Jews today need to rediscover the spiritual resources of the psalms, turning to them for solace"as previous generations did," said Rabbi Edward Feld.
Moreover, the psalms that were left out of the prayerbooks — those dealing with anguish and personal suffering — may be the ones "we can connect with most easily," said the author of "How to Read Psalms."
With that in mind, Feld, who is Jewish chaplain at Amherst and Smith colleges, will deliver a sermon titled "A Psalm, a Song for the Sabbath Day" at 7:30 p.m. next Friday at Congregation Netivot Shalom, 1841 Berkeley Way, Berkeley.
The service kicks off the Massachusetts rabbi's weekend as scholar-in-residence in a Berkeley program jointly sponsored by Netivot Shalom, Congregation Beth El and the Berkeley Richmond Jewish Community Center.
On Saturday, Jan. 9, the rabbi will deliver two talks at the BRJCC, 1414 Walnut St., Berkeley. During the 9 a.m. Torah study, he will discuss "Let Me Go and Return to My Brothers," and at 4 p.m. he will discuss his 1991 book, "The Spirit of Renewal: Finding Faith After the Holocaust."
At 11 a.m. Sunday, Jan. 10, he will discuss "Martin Buber and the Quest for a Spiritual Community" at Beth El, 2301 Vine St., Berkeley.
Beyond such oft-recited psalms as 23 ("The Lord is my shepherd"), 24 ("The earth is the Lord's") and 150, the "Hallelujah," which has been set to music by Lewandowski and others, most of the 150 psalms are unfamiliar to modern readers, said Feld in an interview from his Massachusetts home.
"It's hard for us to enter into the poetics of psalms. It's hard for us to understand what to expect when we read a psalm and what to look for," said Feld, who is also Smith's interim dean of religious life.
What Feld looks for are encounters between individuals and God, expressed in human terms. Paraphrasing sociologist of religion Peter Berger, Feld said the psalms provide the first encounter "in the history of civilization" with the personal "I."
"Here are the first moments in which we have records of individual people praying, and for the most part, those psalms did not enter into the Jewish prayerbook," said Feld, who was ordained in the Conservative movement.
What were included were the psalms praising God. However, "the psalms of personal suffering — [revealing] the sense of longing for God, the sense of the absence of God — those psalms were not included, for some obvious reasons. They were thought to be inappropriate to the sense of joy that one should have in the synagogue."
Two of Feld's favorites are Psalm 73, which contains the phrase "…my feet had almost strayed," and 77, which begins, "I cry aloud to God."
"Here you have biblical poets trying to understand their own [experience] of the absence of God in light of the theological claim that God once helped Israel. Now they feel deserted," he said.
For Feld, 55, such psalms don't simply express anguish, but the sense that " there is a hope."
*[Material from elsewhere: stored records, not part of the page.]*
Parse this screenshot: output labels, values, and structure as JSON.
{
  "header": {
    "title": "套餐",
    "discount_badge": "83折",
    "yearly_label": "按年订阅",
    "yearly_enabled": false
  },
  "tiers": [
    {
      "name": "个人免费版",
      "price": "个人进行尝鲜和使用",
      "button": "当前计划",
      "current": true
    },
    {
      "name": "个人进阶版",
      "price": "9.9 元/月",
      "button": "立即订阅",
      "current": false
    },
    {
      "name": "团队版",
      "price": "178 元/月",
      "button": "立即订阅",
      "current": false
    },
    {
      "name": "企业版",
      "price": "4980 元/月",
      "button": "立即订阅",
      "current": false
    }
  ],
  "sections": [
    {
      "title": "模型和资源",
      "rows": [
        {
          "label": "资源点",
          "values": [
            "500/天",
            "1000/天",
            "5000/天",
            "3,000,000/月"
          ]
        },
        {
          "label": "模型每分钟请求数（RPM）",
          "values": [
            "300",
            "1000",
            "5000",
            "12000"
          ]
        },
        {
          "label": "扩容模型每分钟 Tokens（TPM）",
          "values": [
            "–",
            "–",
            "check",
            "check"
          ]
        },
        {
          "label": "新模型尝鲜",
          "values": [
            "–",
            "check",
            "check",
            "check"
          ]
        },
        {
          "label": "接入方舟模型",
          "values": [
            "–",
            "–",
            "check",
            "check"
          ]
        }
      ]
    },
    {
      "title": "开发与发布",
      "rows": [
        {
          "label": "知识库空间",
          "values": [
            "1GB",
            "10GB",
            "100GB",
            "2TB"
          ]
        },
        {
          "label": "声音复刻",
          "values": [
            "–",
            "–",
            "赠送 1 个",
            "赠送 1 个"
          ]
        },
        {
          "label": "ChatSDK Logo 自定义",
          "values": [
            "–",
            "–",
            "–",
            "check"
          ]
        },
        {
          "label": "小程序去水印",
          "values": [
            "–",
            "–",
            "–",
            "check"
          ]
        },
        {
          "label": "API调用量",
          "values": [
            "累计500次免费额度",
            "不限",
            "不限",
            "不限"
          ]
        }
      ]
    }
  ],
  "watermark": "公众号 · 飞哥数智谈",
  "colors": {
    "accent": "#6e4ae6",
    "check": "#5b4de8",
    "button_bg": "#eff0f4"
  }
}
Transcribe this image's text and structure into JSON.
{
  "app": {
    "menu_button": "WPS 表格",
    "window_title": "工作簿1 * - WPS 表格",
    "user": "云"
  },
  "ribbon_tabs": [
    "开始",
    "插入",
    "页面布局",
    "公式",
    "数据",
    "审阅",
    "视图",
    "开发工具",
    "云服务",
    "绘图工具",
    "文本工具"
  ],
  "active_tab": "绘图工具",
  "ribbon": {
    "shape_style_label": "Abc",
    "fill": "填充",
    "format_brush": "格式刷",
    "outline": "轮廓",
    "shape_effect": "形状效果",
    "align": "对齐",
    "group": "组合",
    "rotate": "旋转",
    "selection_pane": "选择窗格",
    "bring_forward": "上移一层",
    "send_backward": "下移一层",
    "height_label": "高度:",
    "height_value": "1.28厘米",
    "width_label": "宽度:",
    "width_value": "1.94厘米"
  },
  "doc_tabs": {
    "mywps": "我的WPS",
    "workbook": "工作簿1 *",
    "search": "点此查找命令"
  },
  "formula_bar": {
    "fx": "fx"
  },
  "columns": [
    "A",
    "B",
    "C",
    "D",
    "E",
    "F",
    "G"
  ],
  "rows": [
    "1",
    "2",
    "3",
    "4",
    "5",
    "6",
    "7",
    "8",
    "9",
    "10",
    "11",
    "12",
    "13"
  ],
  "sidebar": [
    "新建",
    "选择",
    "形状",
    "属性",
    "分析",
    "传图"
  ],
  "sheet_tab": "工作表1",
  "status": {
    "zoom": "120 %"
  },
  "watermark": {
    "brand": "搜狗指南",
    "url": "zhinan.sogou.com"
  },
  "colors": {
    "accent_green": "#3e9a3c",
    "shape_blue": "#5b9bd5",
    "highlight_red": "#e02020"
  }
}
In his talk on the late Jewish theologian and philosopher Buber, best known for his book "I and Thou," Feld will be discussing why Buber turned to Chassidism for inspiration and what Chassidism can offer other Jews.
Buber, Feld said, was the first theologian to "bring Chassidism to the West. He felt there were two great moments of Jewish spirituality — the first being the Bible the second being the Chassidic revival," which began in late 18th-century Eastern Europe. Feld said Chassidism's contribution, according to Buber, is the "movement to find God in everything and everywhere."
Before working at Smith and Amherst, Feld — a New York City native — was Hillel director at the University of Illinois and later at Princeton University.
During a 1990 sabbatical fromuniversity life, Feld was a fellow at the Shalom Hartman Institute in Jerusalem, which was founded by Rabbi David Hartman. While the institute is nominally under Orthodox auspices, Feld said, it "brings together Israel intellectuals of all stripes." Catering to government officials and Judaica scholars, the institute is committed to stimulating a "pluralistic conversation" about Judaism. "It's one of the rare places in Israel that's happening," he said.
Feld is also chair of the Conservative movement's High Holy Days prayerbook commission, of which Netivot Shalom Rabbi Stuart Kelman is a member. The new prayerbook is scheduled for completion in 2008, but Feld said the first booklet — Kol Nidre services — will be available next fall.
Feld's wife, Merle Feld, is a Jewish poet and playwright. Her plays are performed in synagogues throughout the country and her poems have been anthologized in prayer books. In addition, poems written by Feld and his wife appear in the Reconstructionist prayerbook.
The East Bay's scholar-in-residence series hosts weekend programs through May. A Feb. 7 lecture features Rabbi Elliot N. Dorff, from the University of Judaism, discussing "Knowing God: Jewish Journeys to the Unknowable."
Admission to the Jan. 8 to Jan. 10 program is $30. Series discount passes that span the entire spring program are available for $125.
For information, call BRJCC, (510) 848-0237, ext. 110.